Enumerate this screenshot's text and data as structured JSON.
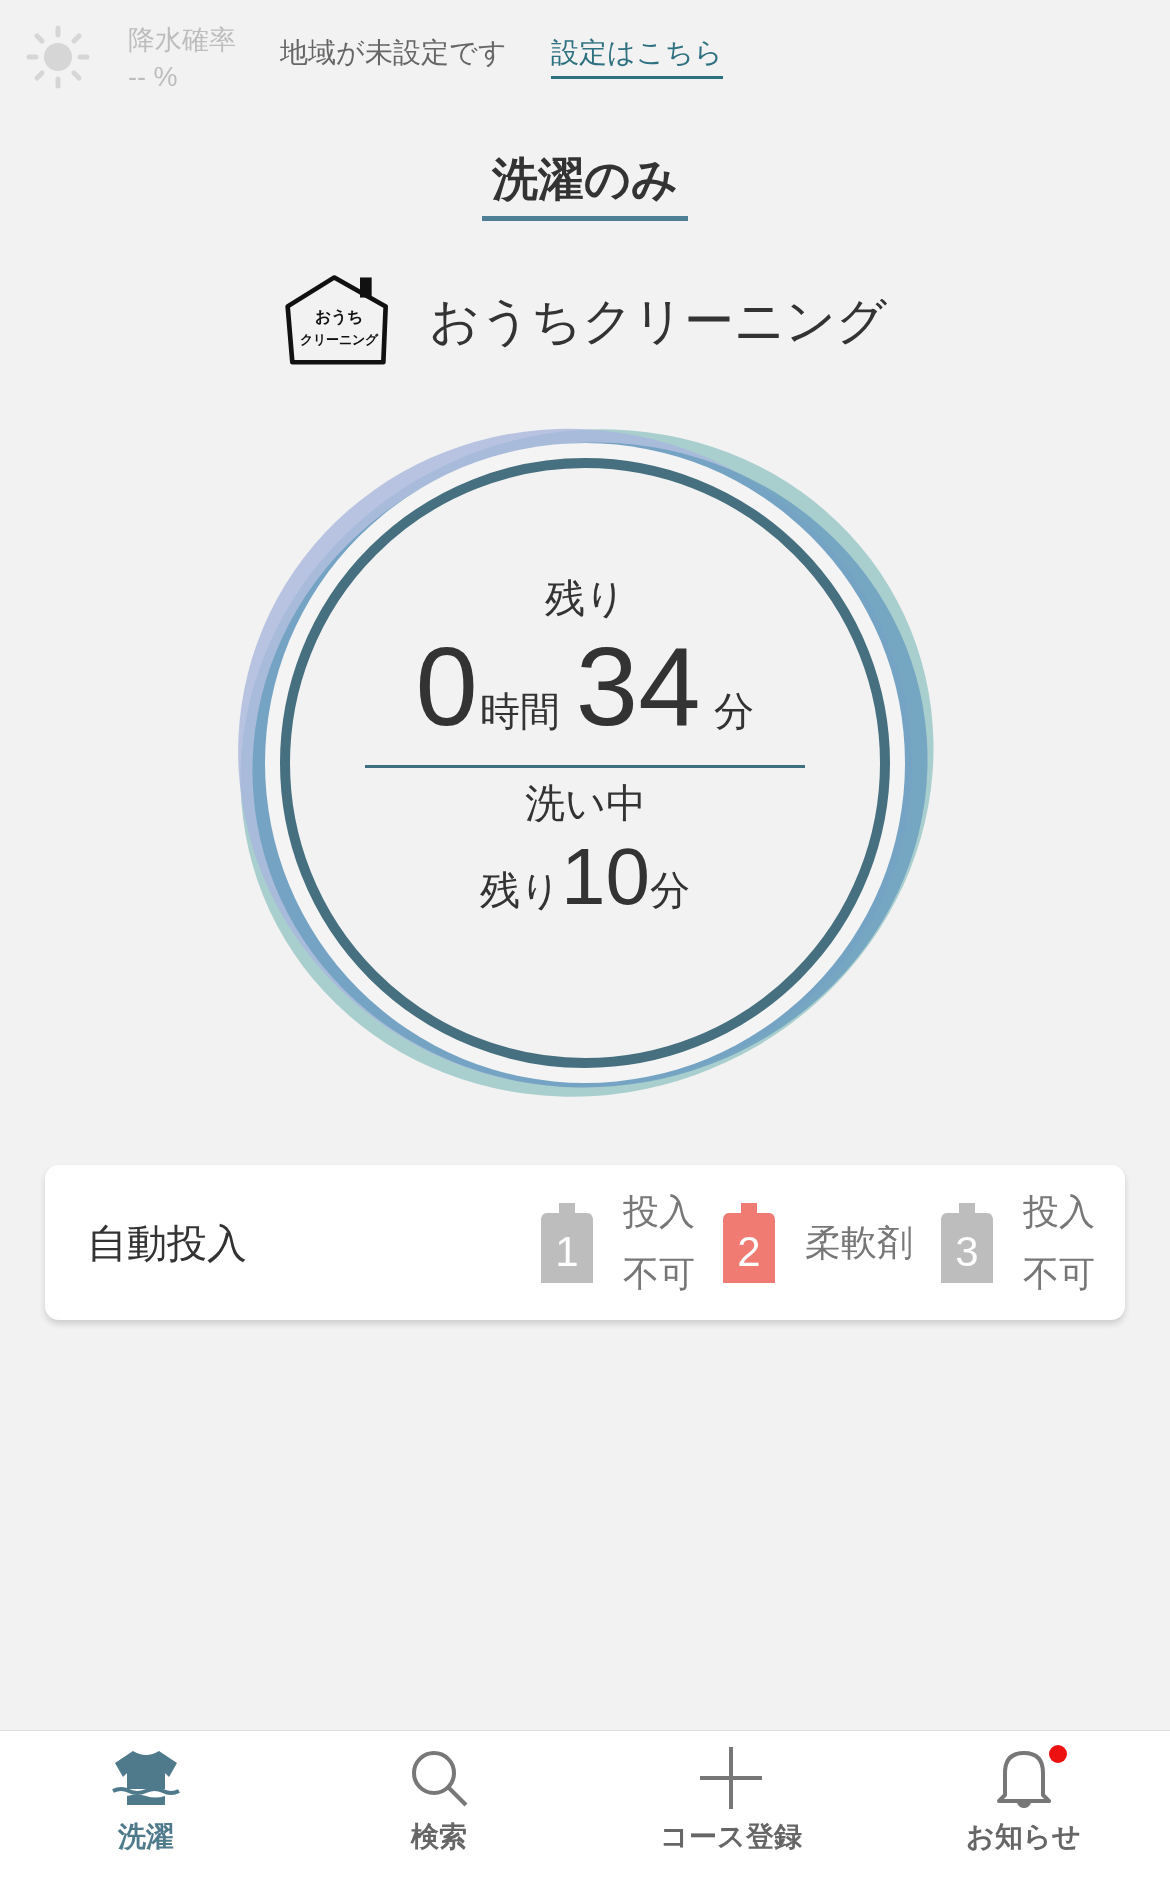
{
  "weather": {
    "label": "降水確率",
    "value": "-- %"
  },
  "region": {
    "message": "地域が未設定です",
    "link": "設定はこちら"
  },
  "course_tab": {
    "label": "洗濯のみ"
  },
  "course": {
    "logo_lines": [
      "おうち",
      "クリーニング"
    ],
    "name": "おうちクリーニング"
  },
  "status": {
    "remaining_label": "残り",
    "hours": "0",
    "hours_unit": "時間",
    "minutes": "34",
    "minutes_unit": "分",
    "phase": "洗い中",
    "phase_remaining_label": "残り",
    "phase_minutes": "10",
    "phase_minutes_unit": "分"
  },
  "auto_dispense": {
    "label": "自動投入",
    "tanks": [
      {
        "number": "1",
        "color": "#bdbdbd",
        "lines": [
          "投入",
          "不可"
        ]
      },
      {
        "number": "2",
        "color": "#ef7b72",
        "lines": [
          "柔軟剤"
        ]
      },
      {
        "number": "3",
        "color": "#bdbdbd",
        "lines": [
          "投入",
          "不可"
        ]
      }
    ]
  },
  "nav": [
    {
      "kind": "laundry",
      "label": "洗濯",
      "selected": true,
      "badge": false
    },
    {
      "kind": "search",
      "label": "検索",
      "selected": false,
      "badge": false
    },
    {
      "kind": "add",
      "label": "コース登録",
      "selected": false,
      "badge": false
    },
    {
      "kind": "notifications",
      "label": "お知らせ",
      "selected": false,
      "badge": true
    }
  ]
}
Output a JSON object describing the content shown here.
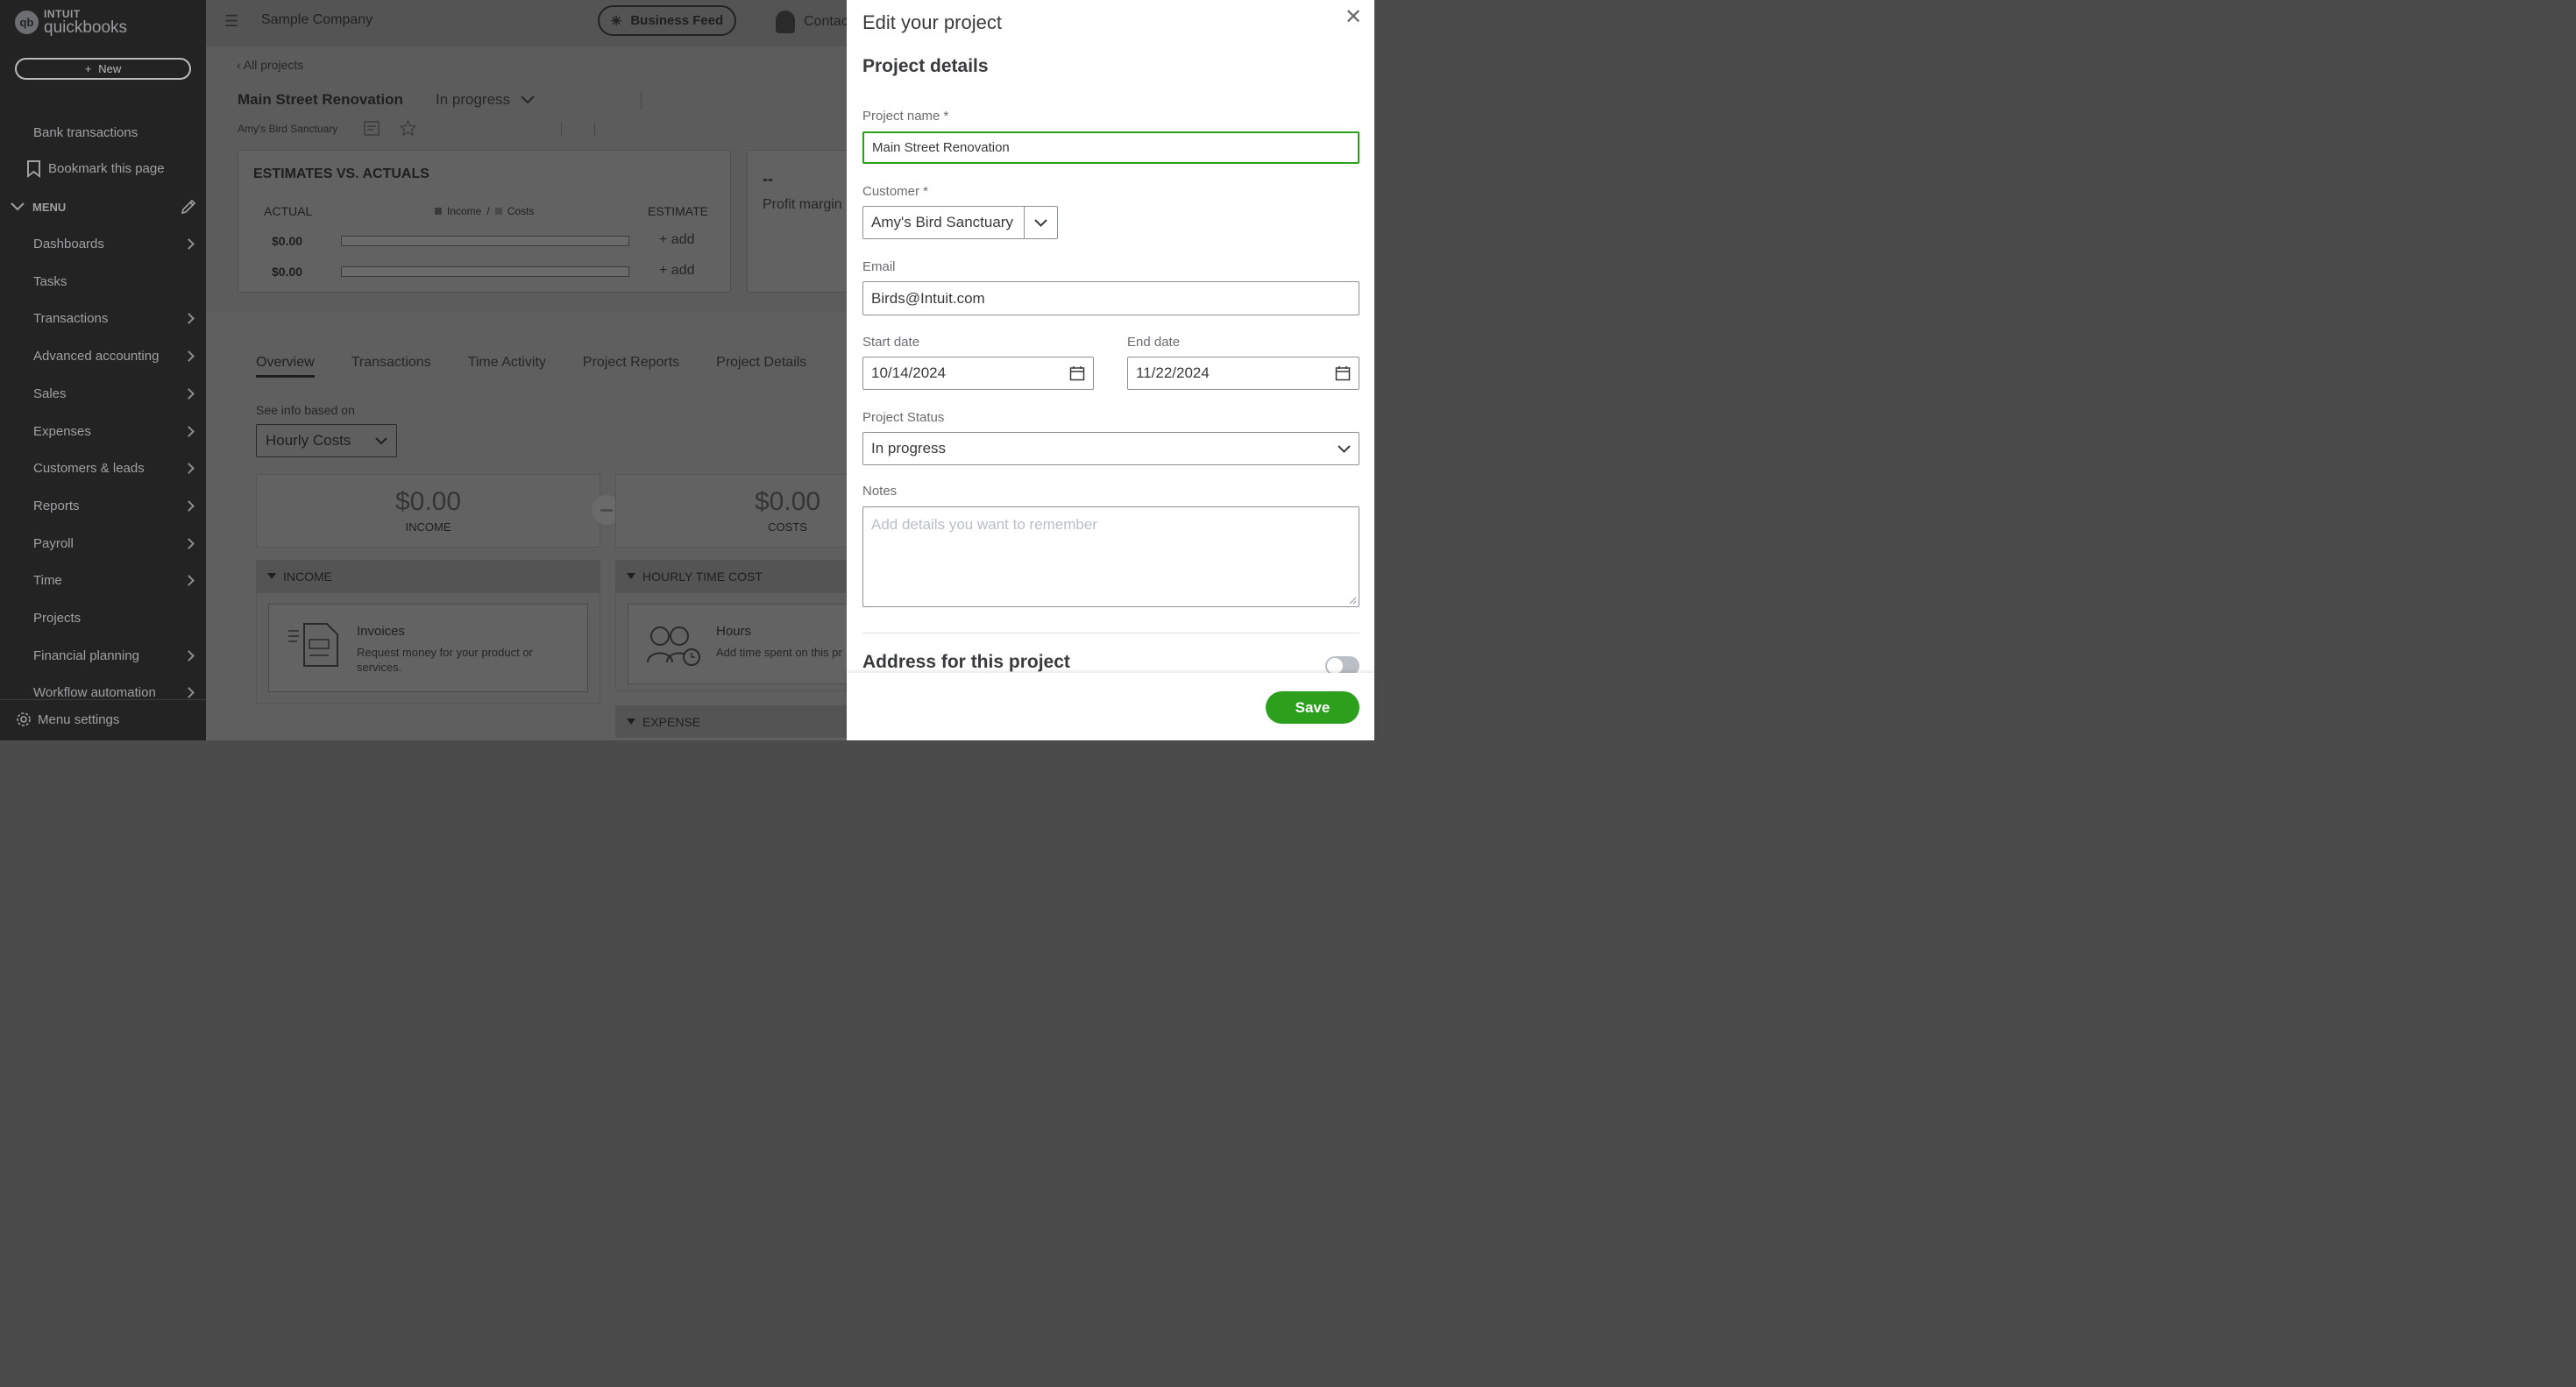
{
  "sidebar": {
    "logo_intuit": "INTUIT",
    "logo_product": "quickbooks",
    "logo_mark": "qb",
    "new_button": "New",
    "bank_transactions": "Bank transactions",
    "bookmark": "Bookmark this page",
    "menu_label": "MENU",
    "items": [
      {
        "label": "Dashboards",
        "chevron": true
      },
      {
        "label": "Tasks",
        "chevron": false
      },
      {
        "label": "Transactions",
        "chevron": true
      },
      {
        "label": "Advanced accounting",
        "chevron": true
      },
      {
        "label": "Sales",
        "chevron": true
      },
      {
        "label": "Expenses",
        "chevron": true
      },
      {
        "label": "Customers & leads",
        "chevron": true
      },
      {
        "label": "Reports",
        "chevron": true
      },
      {
        "label": "Payroll",
        "chevron": true
      },
      {
        "label": "Time",
        "chevron": true
      },
      {
        "label": "Projects",
        "chevron": false
      },
      {
        "label": "Financial planning",
        "chevron": true
      },
      {
        "label": "Workflow automation",
        "chevron": true
      }
    ],
    "menu_settings": "Menu settings"
  },
  "header": {
    "company": "Sample Company",
    "business_feed": "Business Feed",
    "contact": "Contac"
  },
  "project": {
    "back_link": "All projects",
    "title": "Main Street Renovation",
    "status": "In progress",
    "customer": "Amy's Bird Sanctuary"
  },
  "estimates": {
    "title": "ESTIMATES VS. ACTUALS",
    "actual_label": "ACTUAL",
    "estimate_label": "ESTIMATE",
    "legend_income": "Income",
    "legend_sep": "/",
    "legend_costs": "Costs",
    "rows": [
      {
        "actual": "$0.00",
        "add": "+ add"
      },
      {
        "actual": "$0.00",
        "add": "+ add"
      }
    ]
  },
  "profit": {
    "value": "--",
    "label": "Profit margin"
  },
  "tabs": [
    "Overview",
    "Transactions",
    "Time Activity",
    "Project Reports",
    "Project Details"
  ],
  "overview": {
    "see_info": "See info based on",
    "basis": "Hourly Costs",
    "income_amount": "$0.00",
    "income_label": "INCOME",
    "costs_amount": "$0.00",
    "costs_label": "COSTS",
    "income_section": "INCOME",
    "hourly_section": "HOURLY TIME COST",
    "expense_section": "EXPENSE",
    "invoices_title": "Invoices",
    "invoices_desc": "Request money for your product or services.",
    "hours_title": "Hours",
    "hours_desc": "Add time spent on this pr"
  },
  "drawer": {
    "title": "Edit your project",
    "section_title": "Project details",
    "project_name_label": "Project name *",
    "project_name_value": "Main Street Renovation",
    "customer_label": "Customer *",
    "customer_value": "Amy's Bird Sanctuary",
    "email_label": "Email",
    "email_value": "Birds@Intuit.com",
    "start_label": "Start date",
    "start_value": "10/14/2024",
    "end_label": "End date",
    "end_value": "11/22/2024",
    "status_label": "Project Status",
    "status_value": "In progress",
    "notes_label": "Notes",
    "notes_placeholder": "Add details you want to remember",
    "address_title": "Address for this project",
    "address_toggle_on": false,
    "save_label": "Save"
  },
  "colors": {
    "accent_green": "#2ca01c",
    "sidebar_bg": "#232323",
    "overlay": "#5c5c5d"
  }
}
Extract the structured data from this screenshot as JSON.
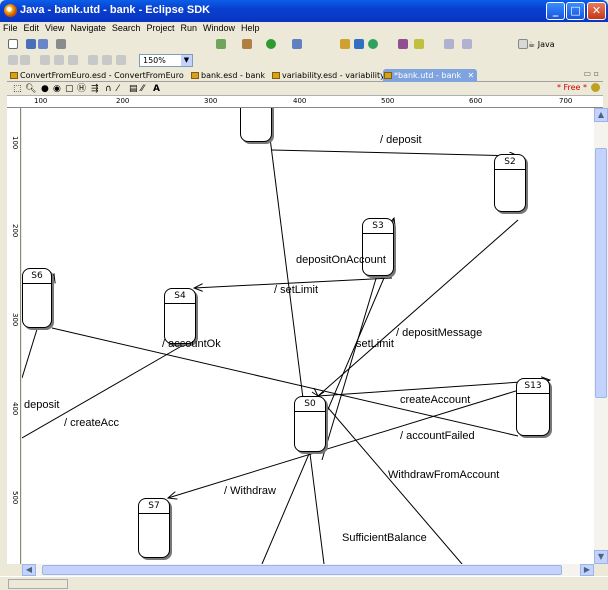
{
  "window": {
    "title": "Java - bank.utd - bank - Eclipse SDK"
  },
  "menu": [
    "File",
    "Edit",
    "View",
    "Navigate",
    "Search",
    "Project",
    "Run",
    "Window",
    "Help"
  ],
  "toolbar": {
    "zoom": "150%",
    "perspective": "Java"
  },
  "tabs": [
    {
      "label": "ConvertFromEuro.esd - ConvertFromEuro",
      "active": false
    },
    {
      "label": "bank.esd - bank",
      "active": false
    },
    {
      "label": "variability.esd - variability",
      "active": false
    },
    {
      "label": "*bank.utd - bank",
      "active": true
    }
  ],
  "palette": {
    "free_label": "* Free *"
  },
  "ruler": {
    "h_ticks": [
      "100",
      "200",
      "300",
      "400",
      "500",
      "600",
      "700"
    ],
    "v_ticks": [
      "100",
      "200",
      "300",
      "400",
      "500"
    ]
  },
  "diagram": {
    "states": [
      "S2",
      "S3",
      "S4",
      "S6",
      "S0",
      "S13",
      "S7"
    ],
    "labels": {
      "deposit_top": "/ deposit",
      "deposit_on_account": "depositOnAccount",
      "set_limit_slash": "/ setLimit",
      "account_ok": "/ accountOk",
      "deposit_message": "/ depositMessage",
      "set_limit": "setLimit",
      "deposit_left": "deposit",
      "create_acc": "/ createAcc",
      "create_account": "createAccount",
      "account_failed": "/ accountFailed",
      "withdraw_from_account": "WithdrawFromAccount",
      "withdraw": "/ Withdraw",
      "sufficient_balance": "SufficientBalance"
    }
  }
}
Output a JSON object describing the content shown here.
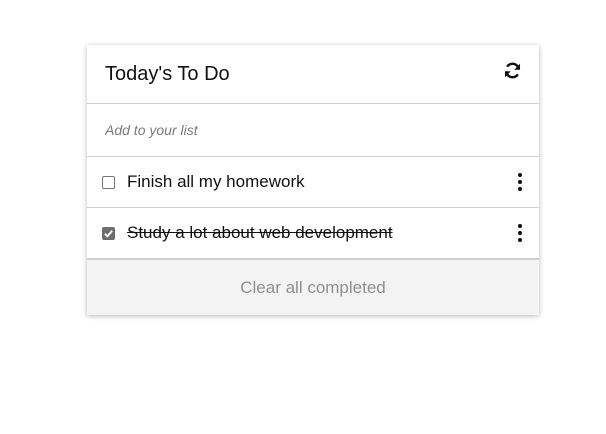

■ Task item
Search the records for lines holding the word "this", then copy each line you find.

■ Exercise output
Enumerate this screenshot's text and data as structured JSON.
    "bookmark": "Bookmark this page",
    "hours_desc": "Add time spent on this pr"
    "address_title": "Address for this project",
Extract the structured data from this screenshot as JSON.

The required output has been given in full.